What you need to do:
Retype the data below exactly, skipping pictures.
** Opening Exercise input block **
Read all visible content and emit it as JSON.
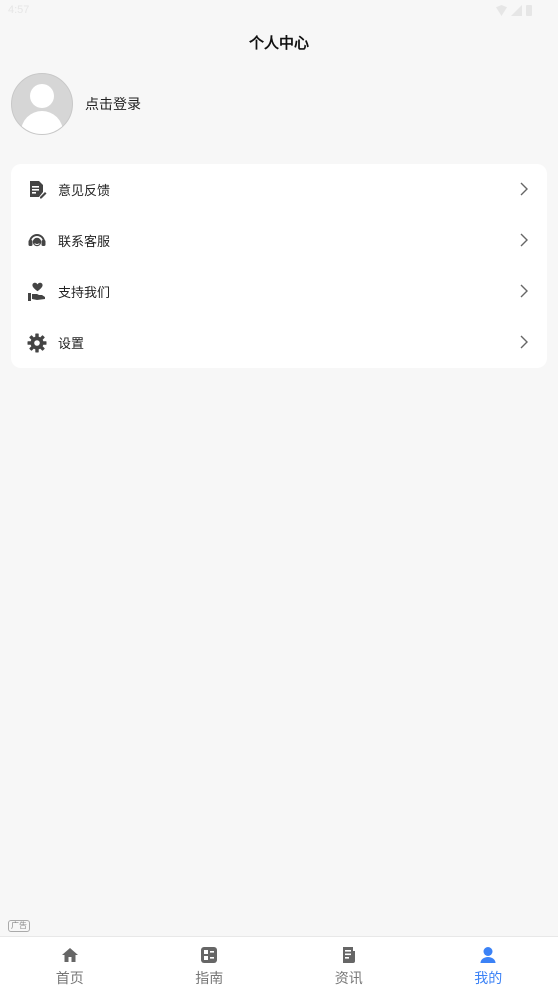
{
  "status": {
    "time": "4:57"
  },
  "header": {
    "title": "个人中心"
  },
  "profile": {
    "login_label": "点击登录"
  },
  "menu": {
    "items": [
      {
        "label": "意见反馈",
        "icon": "feedback-doc-icon"
      },
      {
        "label": "联系客服",
        "icon": "headset-icon"
      },
      {
        "label": "支持我们",
        "icon": "hand-heart-icon"
      },
      {
        "label": "设置",
        "icon": "gear-icon"
      }
    ]
  },
  "ad": {
    "label": "广告"
  },
  "tabs": {
    "items": [
      {
        "label": "首页",
        "icon": "home-icon",
        "active": false
      },
      {
        "label": "指南",
        "icon": "grid-icon",
        "active": false
      },
      {
        "label": "资讯",
        "icon": "news-icon",
        "active": false
      },
      {
        "label": "我的",
        "icon": "user-icon",
        "active": true
      }
    ]
  },
  "colors": {
    "accent": "#3b82f6",
    "icon_gray": "#444444",
    "tab_gray": "#777777",
    "background": "#f7f7f7"
  }
}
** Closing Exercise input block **
Result:
Read all visible content and emit it as JSON.
{
  "status": {
    "time": "4:57"
  },
  "header": {
    "title": "个人中心"
  },
  "profile": {
    "login_label": "点击登录"
  },
  "menu": {
    "items": [
      {
        "label": "意见反馈",
        "icon": "feedback-doc-icon"
      },
      {
        "label": "联系客服",
        "icon": "headset-icon"
      },
      {
        "label": "支持我们",
        "icon": "hand-heart-icon"
      },
      {
        "label": "设置",
        "icon": "gear-icon"
      }
    ]
  },
  "ad": {
    "label": "广告"
  },
  "tabs": {
    "items": [
      {
        "label": "首页",
        "icon": "home-icon",
        "active": false
      },
      {
        "label": "指南",
        "icon": "grid-icon",
        "active": false
      },
      {
        "label": "资讯",
        "icon": "news-icon",
        "active": false
      },
      {
        "label": "我的",
        "icon": "user-icon",
        "active": true
      }
    ]
  },
  "colors": {
    "accent": "#3b82f6",
    "icon_gray": "#444444",
    "tab_gray": "#777777",
    "background": "#f7f7f7"
  }
}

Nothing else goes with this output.